Content starts
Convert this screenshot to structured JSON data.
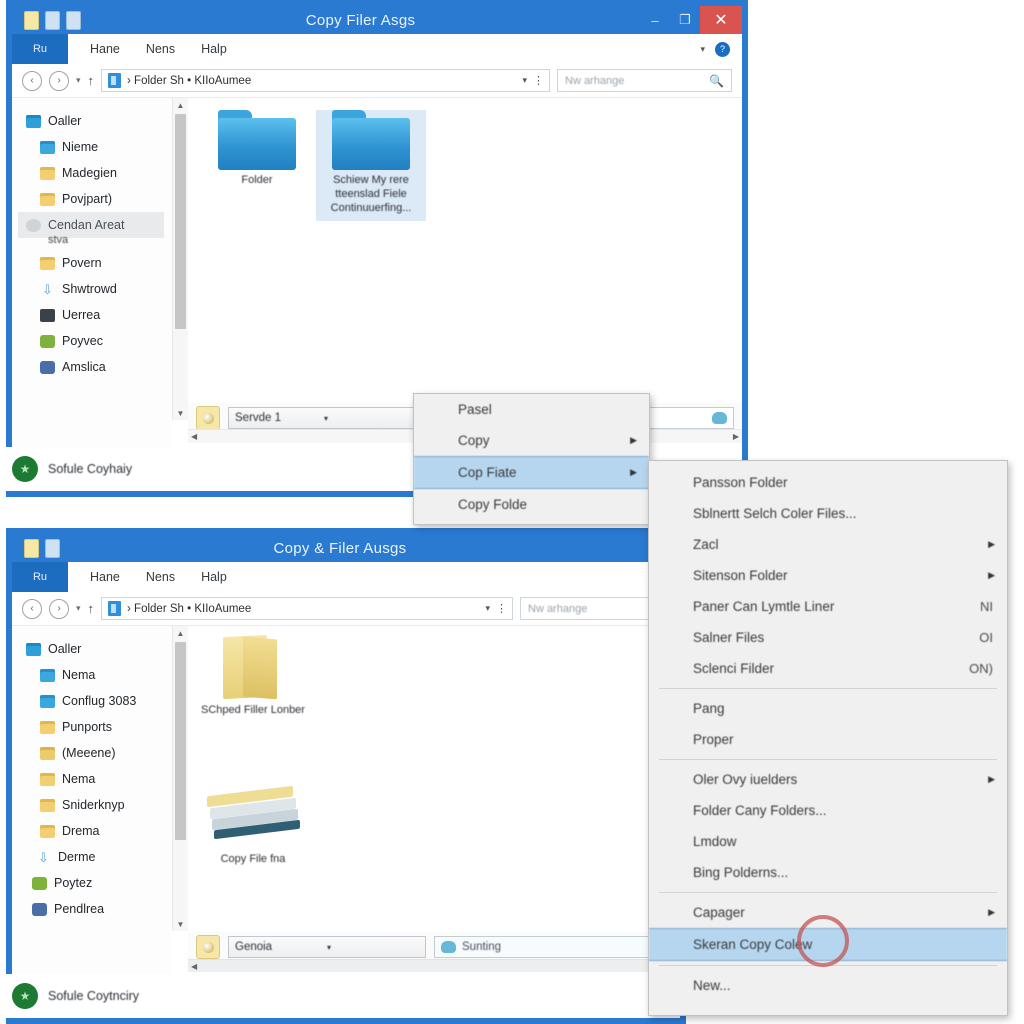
{
  "window_top": {
    "title": "Copy Filer Asgs",
    "title_icons": [
      "file-icon",
      "lock-icon",
      "lock-icon"
    ],
    "caption_buttons": {
      "minimize": "–",
      "maximize": "❐",
      "close": "✕"
    },
    "ribbon": {
      "file_label": "Ru",
      "tabs": [
        "Hane",
        "Nens",
        "Halp"
      ],
      "caret": "▾",
      "help_label": "?"
    },
    "address": {
      "back": "‹",
      "forward": "›",
      "recent": "▾",
      "up": "↑",
      "path": "› Folder Sh • KIIoAumee",
      "dropdown_caret": "▾",
      "refresh": "⋮"
    },
    "search": {
      "placeholder": "Nw arhange",
      "icon": "search-icon"
    },
    "sidebar": [
      {
        "label": "Oaller",
        "icon": "folder-blue-icon"
      },
      {
        "label": "Nieme",
        "icon": "folder-blue-icon"
      },
      {
        "label": "Madegien",
        "icon": "folder-yellow-icon"
      },
      {
        "label": "Povjpart)",
        "icon": "folder-yellow-icon"
      },
      {
        "label": "Cendan Areat",
        "icon": "grey-disc-icon",
        "selected": true,
        "sub": "stva"
      },
      {
        "label": "Povern",
        "icon": "folder-yellow-icon"
      },
      {
        "label": "Shwtrowd",
        "icon": "download-icon"
      },
      {
        "label": "Uerrea",
        "icon": "dark-square-icon"
      },
      {
        "label": "Poyvec",
        "icon": "network-icon"
      },
      {
        "label": "Amslica",
        "icon": "person-icon"
      }
    ],
    "tiles": [
      {
        "label": "Folder",
        "icon": "folder-blue-icon",
        "selected": false
      },
      {
        "label": "Schiew My rere tteenslad Fiele Continuuerfing...",
        "icon": "folder-blue-icon",
        "selected": true
      }
    ],
    "status": {
      "combo_value": "Servde 1",
      "combo_caret": "▾",
      "field_value": ""
    },
    "bottom": {
      "icon": "green-shield-icon",
      "text": "Sofule Coyhaiy"
    }
  },
  "window_bottom": {
    "title": "Copy & Filer Ausgs",
    "title_icons": [
      "file-icon",
      "lock-icon"
    ],
    "ribbon": {
      "file_label": "Ru",
      "tabs": [
        "Hane",
        "Nens",
        "Halp"
      ]
    },
    "address": {
      "back": "‹",
      "forward": "›",
      "recent": "▾",
      "up": "↑",
      "path": "› Folder Sh • KIIoAumee",
      "dropdown_caret": "▾",
      "refresh": "⋮"
    },
    "search": {
      "placeholder": "Nw arhange",
      "icon": "search-icon"
    },
    "sidebar": [
      {
        "label": "Oaller",
        "icon": "folder-blue-icon"
      },
      {
        "label": "Nema",
        "icon": "folder-blue-icon"
      },
      {
        "label": "Conflug 3083",
        "icon": "folder-blue-icon"
      },
      {
        "label": "Punports",
        "icon": "folder-yellow-icon"
      },
      {
        "label": "(Meeene)",
        "icon": "folder-yellow-icon"
      },
      {
        "label": "Nema",
        "icon": "folder-yellow-icon"
      },
      {
        "label": "Sniderknyp",
        "icon": "folder-yellow-icon"
      },
      {
        "label": "Drema",
        "icon": "folder-yellow-icon"
      },
      {
        "label": "Derme",
        "icon": "download-icon"
      },
      {
        "label": "Poytez",
        "icon": "network-icon"
      },
      {
        "label": "Pendlrea",
        "icon": "person-icon"
      }
    ],
    "tiles": [
      {
        "label": "SChped Filler Lonber",
        "icon": "folder-yellow-open-icon"
      },
      {
        "label": "Copy File fna",
        "icon": "paper-stack-icon"
      }
    ],
    "status": {
      "combo_value": "Genoia",
      "combo_caret": "▾",
      "field_icon": "cloud-icon",
      "field_value": "Sunting"
    },
    "bottom": {
      "icon": "green-shield-icon",
      "text": "Sofule Coytnciry"
    }
  },
  "context_menu_primary": {
    "items": [
      {
        "label": "Pasel",
        "submenu": false,
        "highlighted": false
      },
      {
        "label": "Copy",
        "submenu": true,
        "highlighted": false
      },
      {
        "label": "Cop Fiate",
        "submenu": true,
        "highlighted": true
      },
      {
        "label": "Copy Folde",
        "submenu": false,
        "highlighted": false
      }
    ]
  },
  "context_menu_submenu": {
    "items": [
      {
        "label": "Pansson Folder",
        "accel": "",
        "submenu": false,
        "separator_after": false
      },
      {
        "label": "Sblnertt Selch Coler Files...",
        "accel": "",
        "submenu": false,
        "separator_after": false
      },
      {
        "label": "Zacl",
        "accel": "",
        "submenu": true,
        "separator_after": false
      },
      {
        "label": "Sitenson Folder",
        "accel": "",
        "submenu": true,
        "separator_after": false
      },
      {
        "label": "Paner Can Lymtle Liner",
        "accel": "NI",
        "submenu": false,
        "separator_after": false
      },
      {
        "label": "Salner Files",
        "accel": "OI",
        "submenu": false,
        "separator_after": false
      },
      {
        "label": "Sclenci Filder",
        "accel": "ON)",
        "submenu": false,
        "separator_after": true
      },
      {
        "label": "Pang",
        "accel": "",
        "submenu": false,
        "separator_after": false
      },
      {
        "label": "Proper",
        "accel": "",
        "submenu": false,
        "separator_after": true
      },
      {
        "label": "Oler Ovy iuelders",
        "accel": "",
        "submenu": true,
        "separator_after": false
      },
      {
        "label": "Folder Cany Folders...",
        "accel": "",
        "submenu": false,
        "separator_after": false
      },
      {
        "label": "Lmdow",
        "accel": "",
        "submenu": false,
        "separator_after": false
      },
      {
        "label": "Bing Polderns...",
        "accel": "",
        "submenu": false,
        "separator_after": true
      },
      {
        "label": "Capager",
        "accel": "",
        "submenu": true,
        "separator_after": false
      },
      {
        "label": "Skeran Copy Colew",
        "accel": "",
        "submenu": false,
        "highlighted": true,
        "separator_after": true
      },
      {
        "label": "New...",
        "accel": "",
        "submenu": false,
        "separator_after": false
      }
    ]
  },
  "annotation": {
    "shape": "ellipse",
    "color": "#c0504d",
    "target": "Skeran Copy Colew"
  },
  "colors": {
    "window_frame": "#2a7ad2",
    "titlebar": "#2a7ad2",
    "close_button": "#d9534f",
    "menu_bg": "#f0f0f0",
    "menu_highlight": "#b6d6f0",
    "annotation": "#c0504d",
    "selection": "#dce9f7"
  }
}
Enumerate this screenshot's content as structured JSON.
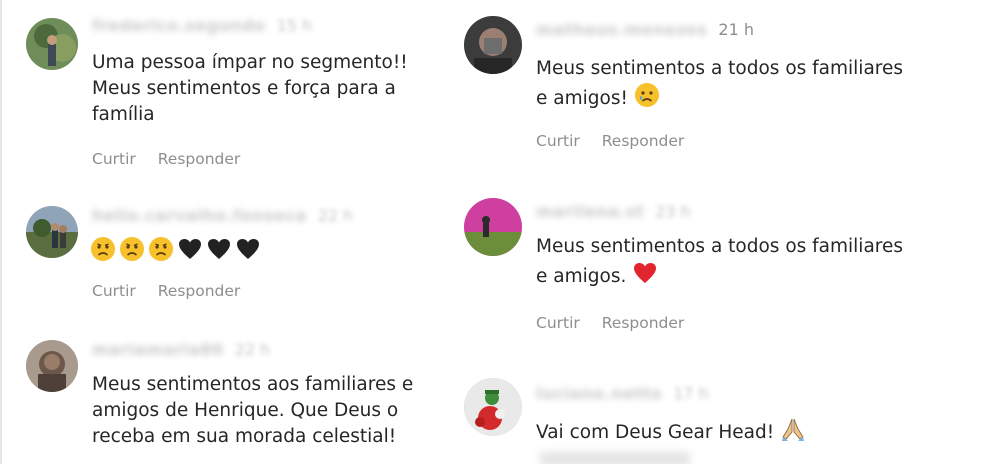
{
  "actions": {
    "like_label": "Curtir",
    "reply_label": "Responder"
  },
  "left_comments": [
    {
      "username": "frederico.segundo",
      "time": "15 h",
      "lines": [
        "Uma pessoa ímpar no segmento!!",
        "Meus sentimentos e força para a",
        "família"
      ]
    },
    {
      "username": "helio.carvalho.fonseca",
      "time": "22 h",
      "emojis": [
        "sad-face",
        "sad-face",
        "sad-face",
        "black-heart",
        "black-heart",
        "black-heart"
      ]
    },
    {
      "username": "mariamaria80",
      "time": "22 h",
      "lines": [
        "Meus sentimentos aos familiares e",
        "amigos de Henrique. Que Deus o",
        "receba em sua morada celestial!"
      ]
    }
  ],
  "right_comments": [
    {
      "username": "matheus.menezes",
      "time": "21 h",
      "lines": [
        "Meus sentimentos a todos os familiares",
        "e amigos!"
      ],
      "trailing_emoji": "crying-face"
    },
    {
      "username": "marilena.st",
      "time": "23 h",
      "lines": [
        "Meus sentimentos a todos os familiares",
        "e amigos."
      ],
      "trailing_emoji": "red-heart"
    },
    {
      "username": "luciano.netto",
      "time": "17 h",
      "lines": [
        "Vai com Deus Gear Head!"
      ],
      "trailing_emoji": "folded-hands"
    }
  ],
  "colors": {
    "text": "#262626",
    "secondary": "#8e8e8e",
    "heart_red": "#e0252e",
    "emoji_yellow": "#f6c12b"
  }
}
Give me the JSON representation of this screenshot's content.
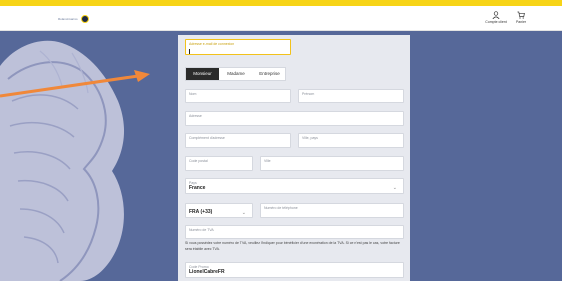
{
  "header": {
    "logo_text": "Roland-Garros",
    "account_label": "Compte client",
    "cart_label": "Panier"
  },
  "form": {
    "email_label": "Adresse e-mail de connexion",
    "tabs": [
      {
        "label": "Monsieur"
      },
      {
        "label": "Madame"
      },
      {
        "label": "Entreprise"
      }
    ],
    "name_label": "Nom",
    "firstname_label": "Prénom",
    "address_label": "Adresse",
    "address2_label": "Complément d'adresse",
    "extra_label": "Ville, pays",
    "zip_label": "Code postal",
    "city_label": "Ville",
    "country_label": "Pays",
    "country_value": "France",
    "phone_prefix_value": "FRA (+33)",
    "phone_label": "Numéro de téléphone",
    "tva_label": "Numéro de TVA",
    "note_text": "Si vous possédez votre numéro de TVA, veuillez l'indiquer pour bénéficier d'une exonération de la TVA. Si ce n'est pas le cas, votre facture sera établie avec TVA.",
    "promo_label": "Code Promo",
    "promo_value": "LionelCabreFR"
  },
  "colors": {
    "accent": "#f7d417",
    "background": "#566899",
    "tab_active": "#2b2b2b"
  }
}
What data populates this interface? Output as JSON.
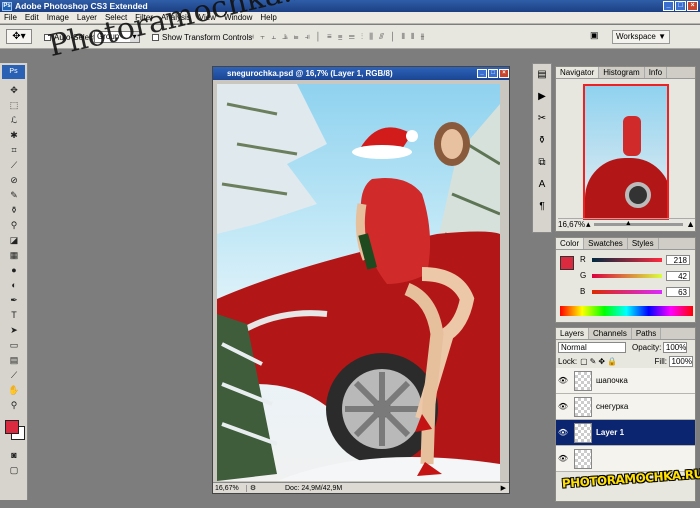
{
  "title": "Adobe Photoshop CS3 Extended",
  "menu": [
    "File",
    "Edit",
    "Image",
    "Layer",
    "Select",
    "Filter",
    "Analysis",
    "View",
    "Window",
    "Help"
  ],
  "options": {
    "auto_select_label": "Auto-Select:",
    "auto_select_value": "Group",
    "transform_label": "Show Transform Controls",
    "workspace_label": "Workspace ▼"
  },
  "watermark_top": "Photoramochka.ru",
  "document": {
    "title": "snegurochka.psd @ 16,7% (Layer 1, RGB/8)",
    "zoom": "16,67%",
    "doc_size": "Doc: 24,9M/42,9M"
  },
  "navigator": {
    "tabs": [
      "Navigator",
      "Histogram",
      "Info"
    ],
    "zoom": "16,67%"
  },
  "color": {
    "tabs": [
      "Color",
      "Swatches",
      "Styles"
    ],
    "r": "218",
    "g": "42",
    "b": "63",
    "r_label": "R",
    "g_label": "G",
    "b_label": "B",
    "fg_color": "#da2a3f"
  },
  "layers": {
    "tabs": [
      "Layers",
      "Channels",
      "Paths"
    ],
    "blend": "Normal",
    "opacity_label": "Opacity:",
    "opacity": "100%",
    "lock_label": "Lock:",
    "fill_label": "Fill:",
    "fill": "100%",
    "items": [
      {
        "name": "шапочка"
      },
      {
        "name": "снегурка"
      },
      {
        "name": "Layer 1"
      }
    ]
  },
  "bottom_logo": "PHOTORAMOCHKA.RU"
}
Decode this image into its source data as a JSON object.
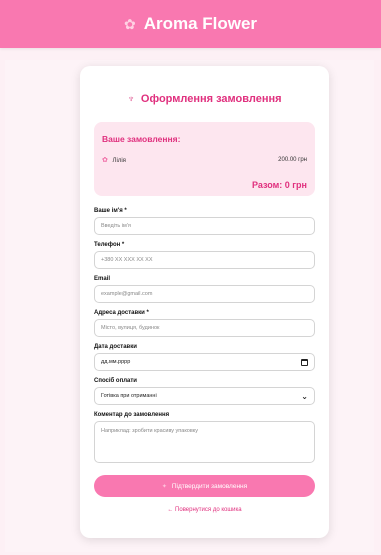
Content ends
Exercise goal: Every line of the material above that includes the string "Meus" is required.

Response to this exercise:
        "Meus sentimentos e força para a",
        "Meus sentimentos aos familiares e",
        "Meus sentimentos a todos os familiares",
        "Meus sentimentos a todos os familiares",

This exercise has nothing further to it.